• _Instructions for the task_: Search the entries for the word "screenshot". Copy every line that holds it.
Segment Start: Supplied records
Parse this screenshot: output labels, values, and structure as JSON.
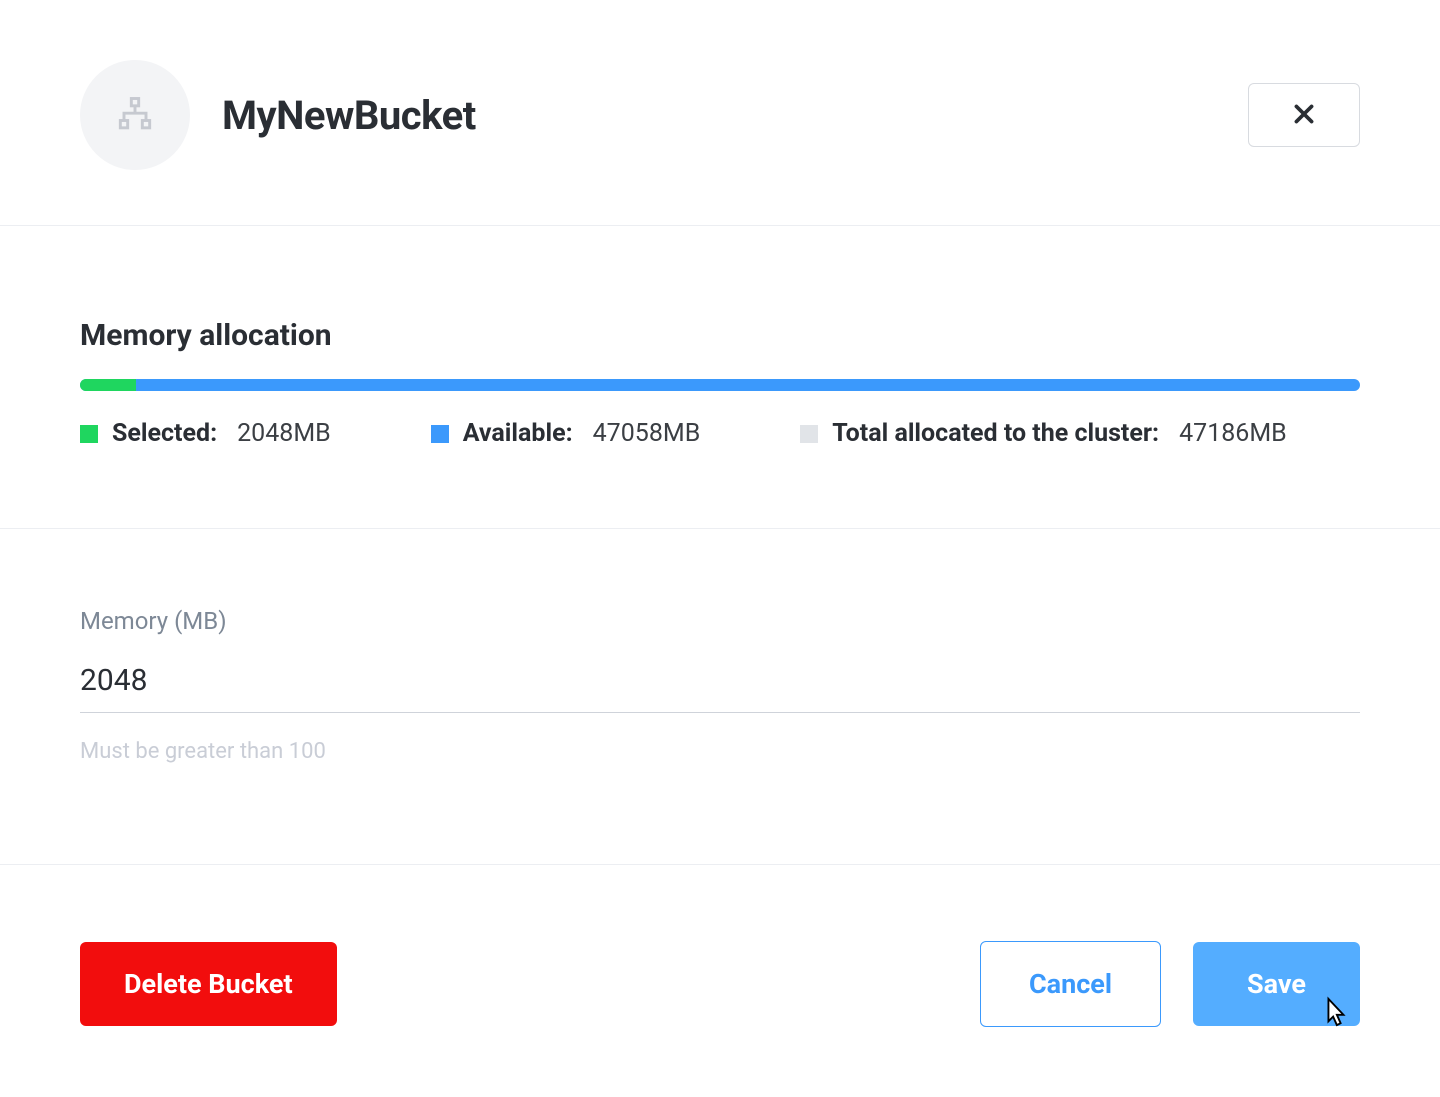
{
  "header": {
    "title": "MyNewBucket"
  },
  "memory": {
    "section_title": "Memory allocation",
    "selected_label": "Selected:",
    "selected_value": "2048MB",
    "available_label": "Available:",
    "available_value": "47058MB",
    "total_label": "Total allocated to the cluster:",
    "total_value": "47186MB",
    "selected_mb": 2048,
    "available_mb": 47058,
    "total_mb": 47186
  },
  "input": {
    "label": "Memory (MB)",
    "value": "2048",
    "hint": "Must be greater than 100"
  },
  "footer": {
    "delete_label": "Delete Bucket",
    "cancel_label": "Cancel",
    "save_label": "Save"
  },
  "chart_data": {
    "type": "bar",
    "title": "Memory allocation",
    "series": [
      {
        "name": "Selected",
        "values": [
          2048
        ],
        "color": "#1fd65f"
      },
      {
        "name": "Available",
        "values": [
          47058
        ],
        "color": "#3b99fc"
      },
      {
        "name": "Total allocated to the cluster",
        "values": [
          47186
        ],
        "color": "#e1e4e8"
      }
    ],
    "xlabel": "",
    "ylabel": "MB",
    "ylim": [
      0,
      47186
    ]
  }
}
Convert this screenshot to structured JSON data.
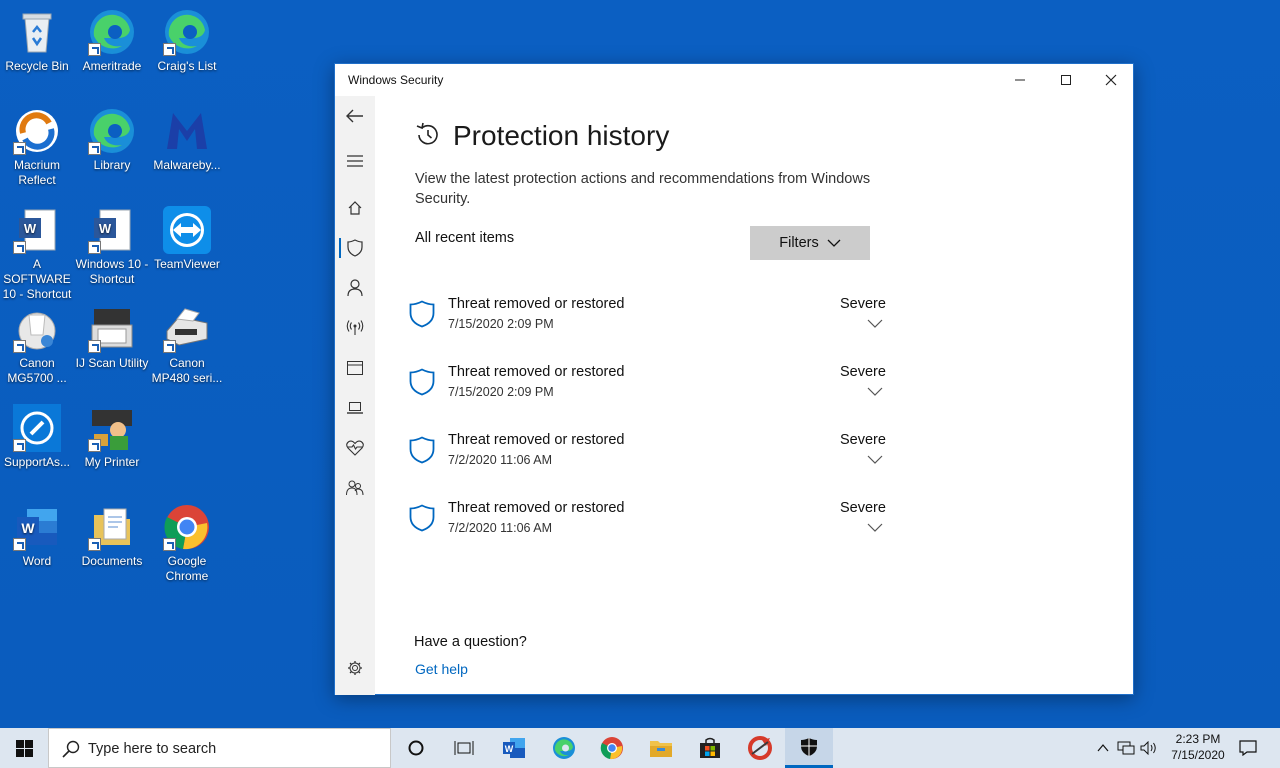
{
  "desktop": {
    "icons": [
      {
        "label": "Recycle Bin",
        "icon": "recycle-bin-icon"
      },
      {
        "label": "Ameritrade",
        "icon": "edge-icon"
      },
      {
        "label": "Craig's List",
        "icon": "edge-icon"
      },
      {
        "label": "Macrium Reflect",
        "icon": "macrium-icon"
      },
      {
        "label": "Library",
        "icon": "edge-icon"
      },
      {
        "label": "Malwareby...",
        "icon": "malwarebytes-icon"
      },
      {
        "label": "A SOFTWARE 10 - Shortcut",
        "icon": "word-doc-icon"
      },
      {
        "label": "Windows 10 - Shortcut",
        "icon": "word-doc-icon"
      },
      {
        "label": "TeamViewer",
        "icon": "teamviewer-icon"
      },
      {
        "label": "Canon MG5700 ...",
        "icon": "canon-icon"
      },
      {
        "label": "IJ Scan Utility",
        "icon": "scanner-icon"
      },
      {
        "label": "Canon MP480 seri...",
        "icon": "printer-icon"
      },
      {
        "label": "SupportAs...",
        "icon": "supportassist-icon"
      },
      {
        "label": "My Printer",
        "icon": "my-printer-icon"
      },
      {
        "label": "Word",
        "icon": "word-icon"
      },
      {
        "label": "Documents",
        "icon": "documents-folder-icon"
      },
      {
        "label": "Google Chrome",
        "icon": "chrome-icon"
      }
    ]
  },
  "window": {
    "title": "Windows Security",
    "page_title": "Protection history",
    "description": "View the latest protection actions and recommendations from Windows Security.",
    "recent_label": "All recent items",
    "filters_label": "Filters",
    "threats": [
      {
        "title": "Threat removed or restored",
        "date": "7/15/2020 2:09 PM",
        "severity": "Severe"
      },
      {
        "title": "Threat removed or restored",
        "date": "7/15/2020 2:09 PM",
        "severity": "Severe"
      },
      {
        "title": "Threat removed or restored",
        "date": "7/2/2020 11:06 AM",
        "severity": "Severe"
      },
      {
        "title": "Threat removed or restored",
        "date": "7/2/2020 11:06 AM",
        "severity": "Severe"
      }
    ],
    "question": "Have a question?",
    "get_help": "Get help"
  },
  "taskbar": {
    "search_placeholder": "Type here to search",
    "time": "2:23 PM",
    "date": "7/15/2020"
  },
  "colors": {
    "desktop": "#0a5ec0",
    "accent": "#0067c0",
    "taskbar": "#dde6f0"
  }
}
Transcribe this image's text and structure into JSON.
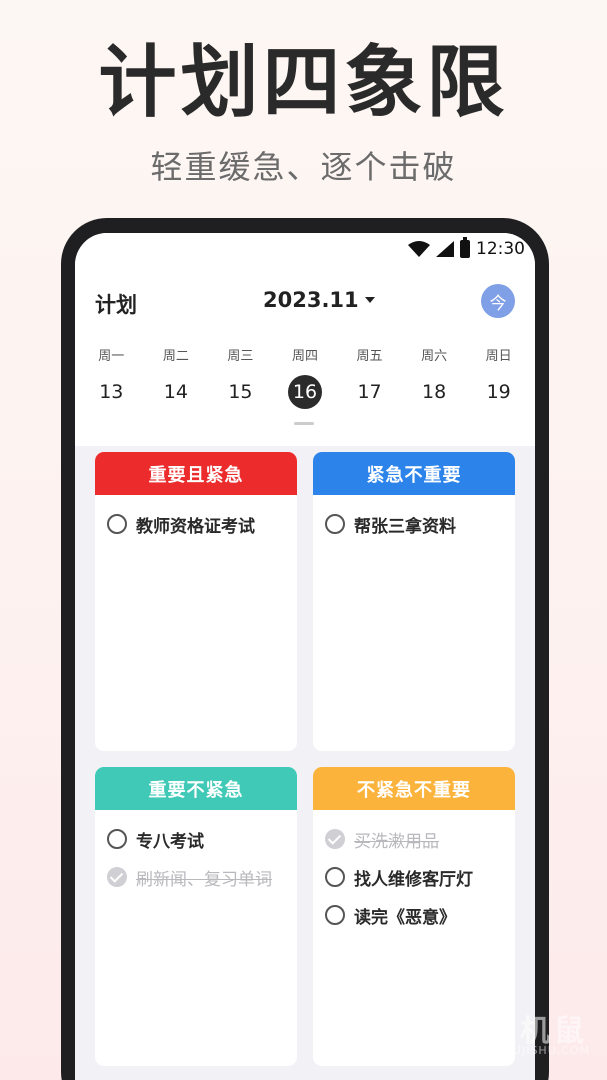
{
  "hero": {
    "title": "计划四象限",
    "subtitle": "轻重缓急、逐个击破"
  },
  "status": {
    "time": "12:30"
  },
  "header": {
    "title": "计划",
    "month": "2023.11",
    "today_label": "今"
  },
  "week": [
    {
      "name": "周一",
      "num": "13"
    },
    {
      "name": "周二",
      "num": "14"
    },
    {
      "name": "周三",
      "num": "15"
    },
    {
      "name": "周四",
      "num": "16",
      "active": true
    },
    {
      "name": "周五",
      "num": "17"
    },
    {
      "name": "周六",
      "num": "18"
    },
    {
      "name": "周日",
      "num": "19"
    }
  ],
  "quadrants": {
    "q1": {
      "title": "重要且紧急",
      "color": "#ec2c2c",
      "tasks": [
        {
          "text": "教师资格证考试",
          "done": false
        }
      ]
    },
    "q2": {
      "title": "紧急不重要",
      "color": "#2c83ea",
      "tasks": [
        {
          "text": "帮张三拿资料",
          "done": false
        }
      ]
    },
    "q3": {
      "title": "重要不紧急",
      "color": "#3fc9b6",
      "tasks": [
        {
          "text": "专八考试",
          "done": false
        },
        {
          "text": "刷新闻、复习单词",
          "done": true
        }
      ]
    },
    "q4": {
      "title": "不紧急不重要",
      "color": "#fbb33c",
      "tasks": [
        {
          "text": "买洗漱用品",
          "done": true
        },
        {
          "text": "找人维修客厅灯",
          "done": false
        },
        {
          "text": "读完《恶意》",
          "done": false
        }
      ]
    }
  },
  "watermark": {
    "main": "手机鼠",
    "sub": "SHOUJISHU.COM"
  }
}
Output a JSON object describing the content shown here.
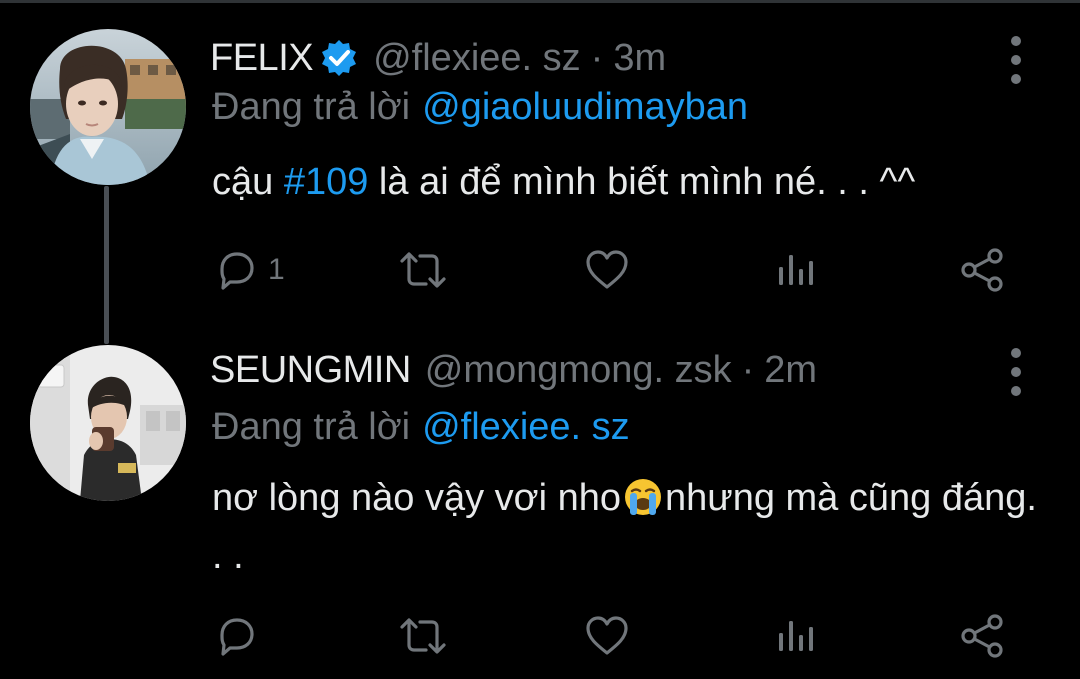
{
  "colors": {
    "background": "#000000",
    "text_primary": "#e7e9ea",
    "text_secondary": "#71767b",
    "accent": "#1d9bf0",
    "verified": "#1d9bf0",
    "thread_line": "#4a4f55"
  },
  "tweets": [
    {
      "display_name": "FELIX",
      "verified": true,
      "handle": "@flexiee. sz",
      "separator": "·",
      "time": "3m",
      "reply_prefix": "Đang trả lời",
      "reply_to": "@giaoluudimayban",
      "text_before": "cậu ",
      "hashtag": "#109",
      "text_after": " là ai để mình biết mình né. . . ^^",
      "actions": {
        "reply_count": "1",
        "retweet_count": "",
        "like_count": ""
      },
      "icons": [
        "avatar",
        "verified-badge-icon",
        "more-options-icon",
        "reply-icon",
        "retweet-icon",
        "like-icon",
        "analytics-icon",
        "share-icon"
      ]
    },
    {
      "display_name": "SEUNGMIN",
      "verified": false,
      "handle": "@mongmong. zsk",
      "separator": "·",
      "time": "2m",
      "reply_prefix": "Đang trả lời",
      "reply_to": "@flexiee. sz",
      "text_before": "nơ lòng nào vậy vơi nho",
      "emoji": "loudly-crying-face",
      "text_after": "nhưng mà cũng đáng. . .",
      "actions": {
        "reply_count": "",
        "retweet_count": "",
        "like_count": ""
      },
      "icons": [
        "avatar",
        "more-options-icon",
        "reply-icon",
        "retweet-icon",
        "like-icon",
        "analytics-icon",
        "share-icon"
      ]
    }
  ]
}
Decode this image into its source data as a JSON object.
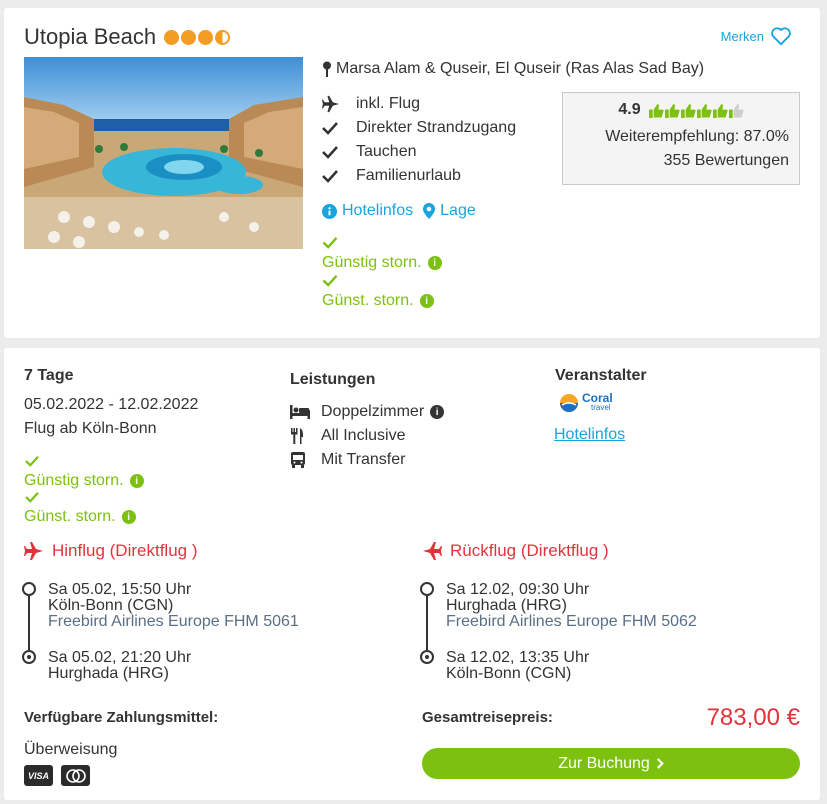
{
  "hotel": {
    "name": "Utopia Beach",
    "sun_rating": 3.5,
    "merken_label": "Merken",
    "location": "Marsa Alam & Quseir, El Quseir (Ras Alas Sad Bay)",
    "features": [
      "inkl. Flug",
      "Direkter Strandzugang",
      "Tauchen",
      "Familienurlaub"
    ],
    "hotelinfos_label": "Hotelinfos",
    "lage_label": "Lage",
    "storn_1": "Günstig storn.",
    "storn_2": "Günst. storn.",
    "rating": {
      "score": "4.9",
      "thumbs": 5.5,
      "recommendation": "Weiterempfehlung: 87.0%",
      "reviews": "355 Bewertungen"
    }
  },
  "offer": {
    "duration": "7 Tage",
    "dates": "05.02.2022 - 12.02.2022",
    "departure": "Flug ab Köln-Bonn",
    "storn_1": "Günstig storn.",
    "storn_2": "Günst. storn.",
    "leistungen_title": "Leistungen",
    "leistungen": [
      "Doppelzimmer",
      "All Inclusive",
      "Mit Transfer"
    ],
    "veranstalter_title": "Veranstalter",
    "veranstalter_logo": "Coral",
    "veranstalter_logo_sub": "travel",
    "veranstalter_link": "Hotelinfos"
  },
  "hinflug": {
    "title": "Hinflug (Direktflug )",
    "dep_time": "Sa 05.02, 15:50 Uhr",
    "dep_airport": "Köln-Bonn (CGN)",
    "airline": "Freebird Airlines Europe FHM 5061",
    "arr_time": "Sa 05.02, 21:20 Uhr",
    "arr_airport": "Hurghada (HRG)"
  },
  "rueckflug": {
    "title": "Rückflug (Direktflug )",
    "dep_time": "Sa 12.02, 09:30 Uhr",
    "dep_airport": "Hurghada (HRG)",
    "airline": "Freebird Airlines Europe FHM 5062",
    "arr_time": "Sa 12.02, 13:35 Uhr",
    "arr_airport": "Köln-Bonn (CGN)"
  },
  "payment": {
    "title": "Verfügbare Zahlungsmittel:",
    "method": "Überweisung",
    "cards": [
      "VISA",
      "Mastercard"
    ]
  },
  "total": {
    "label": "Gesamtreisepreis:",
    "price": "783,00 €",
    "button": "Zur Buchung"
  },
  "colors": {
    "accent_blue": "#1aa3dd",
    "green": "#7cc110",
    "red": "#e2333a",
    "sun_orange": "#f39c23"
  }
}
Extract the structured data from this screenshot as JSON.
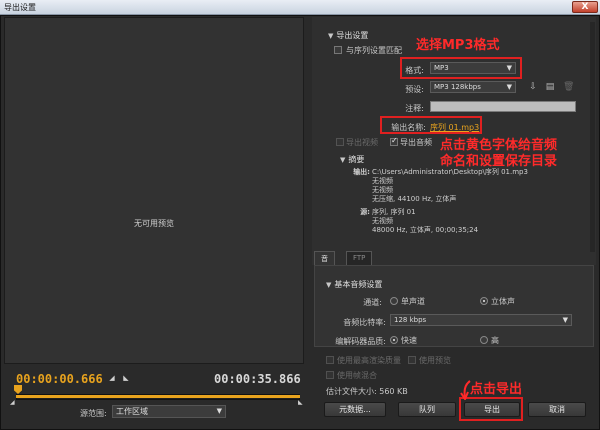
{
  "window": {
    "title": "导出设置",
    "close_label": "X"
  },
  "preview": {
    "no_preview": "无可用预览",
    "timecode_start": "00:00:00.666",
    "timecode_end": "00:00:35.866",
    "source_range_label": "源范围:",
    "source_range_value": "工作区域"
  },
  "export_settings": {
    "header": "导出设置",
    "match_sequence": "与序列设置匹配",
    "format_label": "格式:",
    "format_value": "MP3",
    "preset_label": "预设:",
    "preset_value": "MP3 128kbps",
    "comment_label": "注释:",
    "output_name_label": "输出名称:",
    "output_name_value": "序列 01.mp3",
    "export_video": "导出视频",
    "export_audio": "导出音频",
    "summary_header": "摘要",
    "output_key": "输出:",
    "output_lines": [
      "C:\\Users\\Administrator\\Desktop\\序列 01.mp3",
      "无视频",
      "无视频",
      "无压缩, 44100 Hz, 立体声"
    ],
    "source_key": "源:",
    "source_lines": [
      "序列, 序列 01",
      "无视频",
      "48000 Hz, 立体声, 00;00;35;24"
    ]
  },
  "tabs": [
    {
      "label": "音频"
    },
    {
      "label": "FTP"
    }
  ],
  "audio": {
    "header": "基本音频设置",
    "channels_label": "通道:",
    "mono": "单声道",
    "stereo": "立体声",
    "bitrate_label": "音频比特率:",
    "bitrate_value": "128 kbps",
    "quality_label": "编解码器品质:",
    "fast": "快速",
    "high": "高"
  },
  "options": {
    "max_render": "使用最高渲染质量",
    "use_preview": "使用预览",
    "frame_blend": "使用帧混合",
    "file_size": "估计文件大小: 560 KB"
  },
  "buttons": {
    "metadata": "元数据...",
    "queue": "队列",
    "export": "导出",
    "cancel": "取消"
  },
  "annotations": {
    "choose_format": "选择MP3格式",
    "click_name_1": "点击黄色字体给音频",
    "click_name_2": "命名和设置保存目录",
    "click_export": "点击导出"
  },
  "colors": {
    "accent": "#e8a31e",
    "annotation": "#e02020"
  }
}
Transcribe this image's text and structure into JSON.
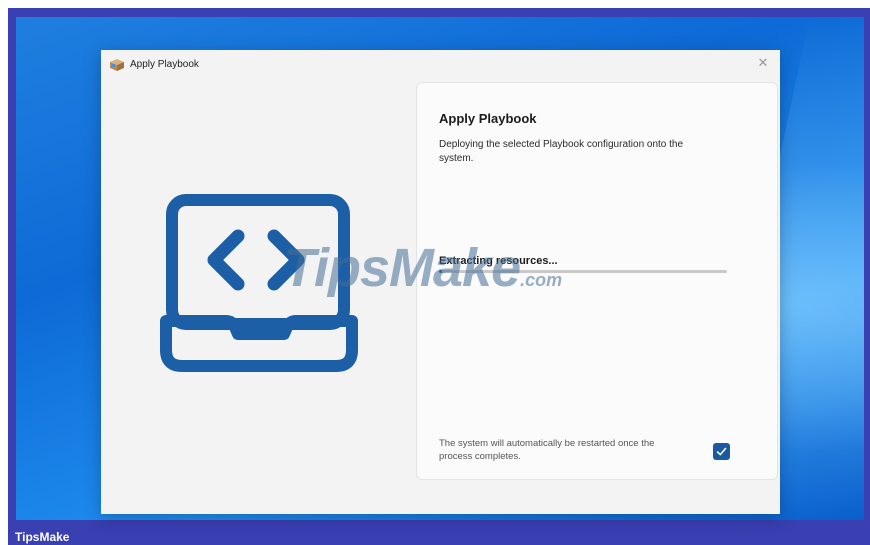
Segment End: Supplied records
• _Result of the exercise_:
Parse this screenshot: output labels, values, and structure as JSON.
Convert this screenshot to structured JSON data.
Extract the structured data from this screenshot as JSON.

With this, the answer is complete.